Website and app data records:
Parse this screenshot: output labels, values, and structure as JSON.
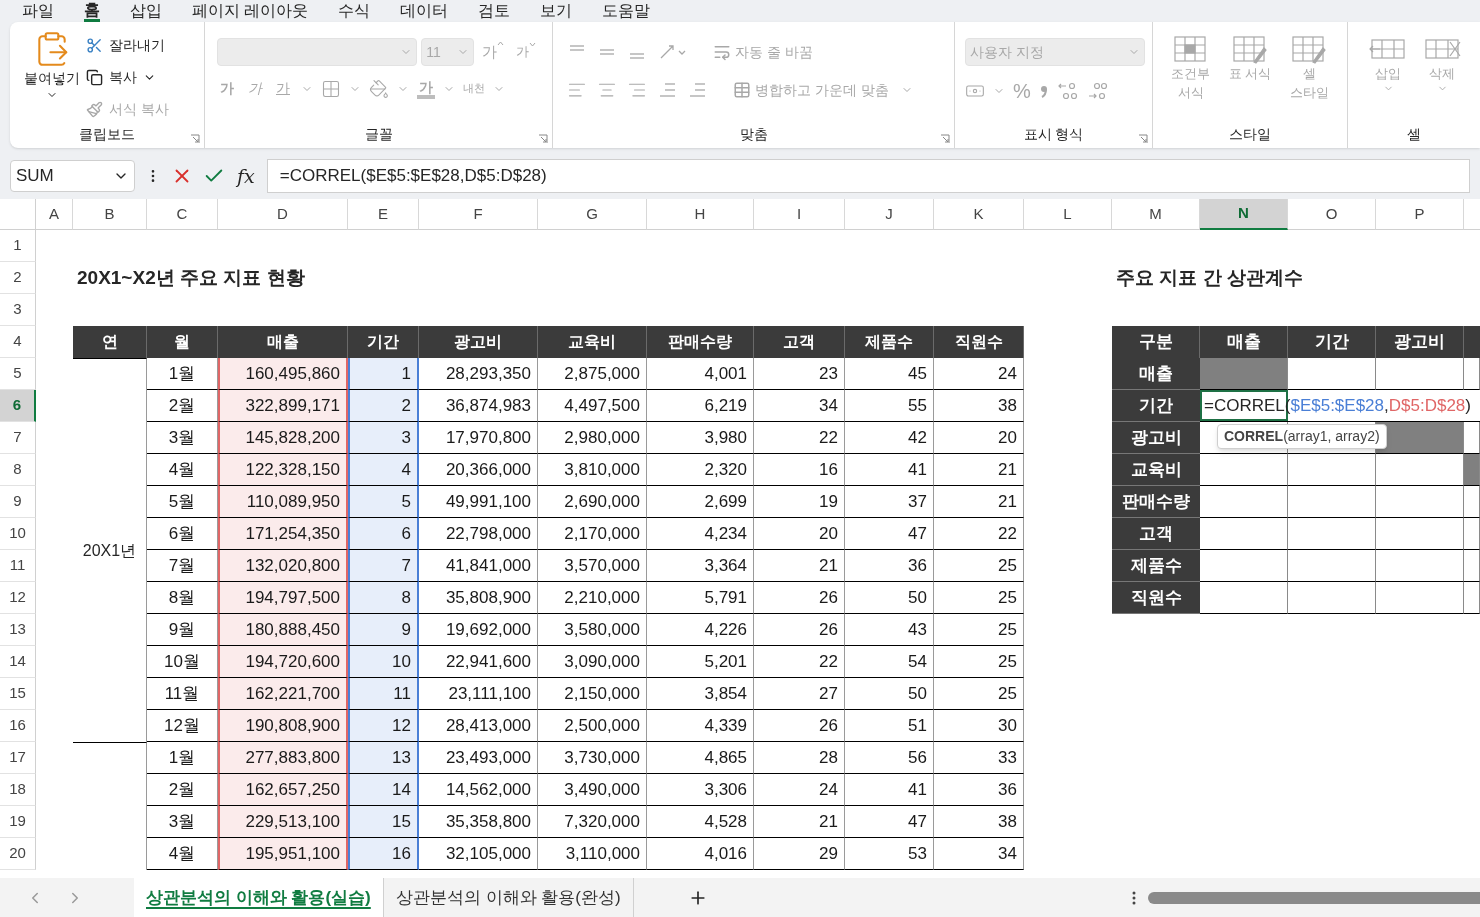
{
  "menu_tabs": [
    {
      "label": "파일",
      "selected": false
    },
    {
      "label": "홈",
      "selected": true
    },
    {
      "label": "삽입",
      "selected": false
    },
    {
      "label": "페이지 레이아웃",
      "selected": false
    },
    {
      "label": "수식",
      "selected": false
    },
    {
      "label": "데이터",
      "selected": false
    },
    {
      "label": "검토",
      "selected": false
    },
    {
      "label": "보기",
      "selected": false
    },
    {
      "label": "도움말",
      "selected": false
    }
  ],
  "ribbon": {
    "groups": [
      {
        "kind": "clipboard",
        "label": "클립보드",
        "paste": {
          "label": "붙여넣기",
          "disabled": false
        },
        "items": [
          {
            "label": "잘라내기",
            "disabled": false
          },
          {
            "label": "복사",
            "disabled": false
          },
          {
            "label": "서식 복사",
            "disabled": true
          }
        ]
      },
      {
        "kind": "font",
        "label": "글꼴",
        "disabled": true,
        "size": "11",
        "grow": "가",
        "shrink": "가",
        "bold": "가",
        "italic": "가",
        "underline": "가",
        "font_color": "가",
        "phonetic": "내천"
      },
      {
        "kind": "alignment",
        "label": "맞춤",
        "disabled": true,
        "wrap": "자동 줄 바꿈",
        "merge": "병합하고 가운데 맞춤"
      },
      {
        "kind": "number",
        "label": "표시 형식",
        "disabled": true,
        "format": "사용자 지정",
        "percent": "%"
      },
      {
        "kind": "styles",
        "label": "스타일",
        "disabled": true,
        "items": [
          "조건부 서식",
          "표 서식",
          "셀 스타일"
        ]
      },
      {
        "kind": "cells",
        "label": "셀",
        "disabled": true,
        "items": [
          "삽입",
          "삭제"
        ]
      }
    ]
  },
  "formula_bar": {
    "name_box": "SUM",
    "function_label": "fx",
    "formula": "=CORREL($E$5:$E$28,D$5:D$28)"
  },
  "sheet": {
    "columns": [
      {
        "label": "A",
        "selected": false
      },
      {
        "label": "B",
        "selected": false
      },
      {
        "label": "C",
        "selected": false
      },
      {
        "label": "D",
        "selected": false
      },
      {
        "label": "E",
        "selected": false
      },
      {
        "label": "F",
        "selected": false
      },
      {
        "label": "G",
        "selected": false
      },
      {
        "label": "H",
        "selected": false
      },
      {
        "label": "I",
        "selected": false
      },
      {
        "label": "J",
        "selected": false
      },
      {
        "label": "K",
        "selected": false
      },
      {
        "label": "L",
        "selected": false
      },
      {
        "label": "M",
        "selected": false
      },
      {
        "label": "N",
        "selected": true
      },
      {
        "label": "O",
        "selected": false
      },
      {
        "label": "P",
        "selected": false
      }
    ],
    "rows": [
      {
        "label": "1",
        "selected": false
      },
      {
        "label": "2",
        "selected": false
      },
      {
        "label": "3",
        "selected": false
      },
      {
        "label": "4",
        "selected": false
      },
      {
        "label": "5",
        "selected": false
      },
      {
        "label": "6",
        "selected": true
      },
      {
        "label": "7",
        "selected": false
      },
      {
        "label": "8",
        "selected": false
      },
      {
        "label": "9",
        "selected": false
      },
      {
        "label": "10",
        "selected": false
      },
      {
        "label": "11",
        "selected": false
      },
      {
        "label": "12",
        "selected": false
      },
      {
        "label": "13",
        "selected": false
      },
      {
        "label": "14",
        "selected": false
      },
      {
        "label": "15",
        "selected": false
      },
      {
        "label": "16",
        "selected": false
      },
      {
        "label": "17",
        "selected": false
      },
      {
        "label": "18",
        "selected": false
      },
      {
        "label": "19",
        "selected": false
      },
      {
        "label": "20",
        "selected": false
      }
    ],
    "title_left": "20X1~X2년 주요 지표 현황",
    "title_right": "주요 지표 간 상관계수",
    "main_table": {
      "columns": [
        {
          "label": "연"
        },
        {
          "label": "월"
        },
        {
          "label": "매출",
          "color": "#e06666"
        },
        {
          "label": "기간",
          "color": "#4a7fd6"
        },
        {
          "label": "광고비"
        },
        {
          "label": "교육비"
        },
        {
          "label": "판매수량"
        },
        {
          "label": "고객"
        },
        {
          "label": "제품수"
        },
        {
          "label": "직원수"
        }
      ],
      "groups": [
        {
          "label": "20X1년",
          "rows": [
            [
              "1월",
              "160,495,860",
              "1",
              "28,293,350",
              "2,875,000",
              "4,001",
              "23",
              "45",
              "24"
            ],
            [
              "2월",
              "322,899,171",
              "2",
              "36,874,983",
              "4,497,500",
              "6,219",
              "34",
              "55",
              "38"
            ],
            [
              "3월",
              "145,828,200",
              "3",
              "17,970,800",
              "2,980,000",
              "3,980",
              "22",
              "42",
              "20"
            ],
            [
              "4월",
              "122,328,150",
              "4",
              "20,366,000",
              "3,810,000",
              "2,320",
              "16",
              "41",
              "21"
            ],
            [
              "5월",
              "110,089,950",
              "5",
              "49,991,100",
              "2,690,000",
              "2,699",
              "19",
              "37",
              "21"
            ],
            [
              "6월",
              "171,254,350",
              "6",
              "22,798,000",
              "2,170,000",
              "4,234",
              "20",
              "47",
              "22"
            ],
            [
              "7월",
              "132,020,800",
              "7",
              "41,841,000",
              "3,570,000",
              "3,364",
              "21",
              "36",
              "25"
            ],
            [
              "8월",
              "194,797,500",
              "8",
              "35,808,900",
              "2,210,000",
              "5,791",
              "26",
              "50",
              "25"
            ],
            [
              "9월",
              "180,888,450",
              "9",
              "19,692,000",
              "3,580,000",
              "4,226",
              "26",
              "43",
              "25"
            ],
            [
              "10월",
              "194,720,600",
              "10",
              "22,941,600",
              "3,090,000",
              "5,201",
              "22",
              "54",
              "25"
            ],
            [
              "11월",
              "162,221,700",
              "11",
              "23,111,100",
              "2,150,000",
              "3,854",
              "27",
              "50",
              "25"
            ],
            [
              "12월",
              "190,808,900",
              "12",
              "28,413,000",
              "2,500,000",
              "4,339",
              "26",
              "51",
              "30"
            ]
          ]
        },
        {
          "rows": [
            [
              "1월",
              "277,883,800",
              "13",
              "23,493,000",
              "3,730,000",
              "4,865",
              "28",
              "56",
              "33"
            ],
            [
              "2월",
              "162,657,250",
              "14",
              "14,562,000",
              "3,490,000",
              "3,306",
              "24",
              "41",
              "36"
            ],
            [
              "3월",
              "229,513,100",
              "15",
              "35,358,800",
              "7,320,000",
              "4,528",
              "21",
              "47",
              "38"
            ],
            [
              "4월",
              "195,951,100",
              "16",
              "32,105,000",
              "3,110,000",
              "4,016",
              "29",
              "53",
              "34"
            ]
          ]
        }
      ]
    },
    "corr_table": {
      "columns": [
        "구분",
        "매출",
        "기간",
        "광고비"
      ],
      "rows": [
        {
          "label": "매출",
          "editing": false,
          "cells": [
            {
              "shaded": true
            },
            {
              "shaded": false
            },
            {
              "shaded": false
            },
            {
              "shaded": false
            }
          ]
        },
        {
          "label": "기간",
          "editing": true,
          "cells": []
        },
        {
          "label": "광고비",
          "editing": false,
          "cells": [
            {
              "shaded": false
            },
            {
              "shaded": false
            },
            {
              "shaded": true
            },
            {
              "shaded": false
            }
          ]
        },
        {
          "label": "교육비",
          "editing": false,
          "cells": [
            {
              "shaded": false
            },
            {
              "shaded": false
            },
            {
              "shaded": false
            },
            {
              "shaded": true
            }
          ]
        },
        {
          "label": "판매수량",
          "editing": false,
          "cells": [
            {
              "shaded": false
            },
            {
              "shaded": false
            },
            {
              "shaded": false
            },
            {
              "shaded": false
            }
          ]
        },
        {
          "label": "고객",
          "editing": false,
          "cells": [
            {
              "shaded": false
            },
            {
              "shaded": false
            },
            {
              "shaded": false
            },
            {
              "shaded": false
            }
          ]
        },
        {
          "label": "제품수",
          "editing": false,
          "cells": [
            {
              "shaded": false
            },
            {
              "shaded": false
            },
            {
              "shaded": false
            },
            {
              "shaded": false
            }
          ]
        },
        {
          "label": "직원수",
          "editing": false,
          "cells": [
            {
              "shaded": false
            },
            {
              "shaded": false
            },
            {
              "shaded": false
            },
            {
              "shaded": false
            }
          ]
        }
      ],
      "editor": [
        {
          "text": "=CORREL("
        },
        {
          "text": "$E$5:$E$28",
          "color": "#4a7fd6"
        },
        {
          "text": ","
        },
        {
          "text": "D$5:D$28",
          "color": "#e06666"
        },
        {
          "text": ")"
        }
      ],
      "tooltip": "**CORREL**(array1, array2)"
    }
  },
  "sheet_tabs": [
    {
      "label": "상관분석의 이해와 활용(실습)",
      "selected": true
    },
    {
      "label": "상관분석의 이해와 활용(완성)",
      "selected": false
    }
  ]
}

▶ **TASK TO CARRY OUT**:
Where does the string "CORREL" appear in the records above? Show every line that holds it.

▶ **RESPONSE TO THIS EXERCISE**:
    "formula": "=CORREL($E$5:$E$28,D$5:D$28)"
          "text": "=CORREL("
      "tooltip": "**CORREL**(array1, array2)"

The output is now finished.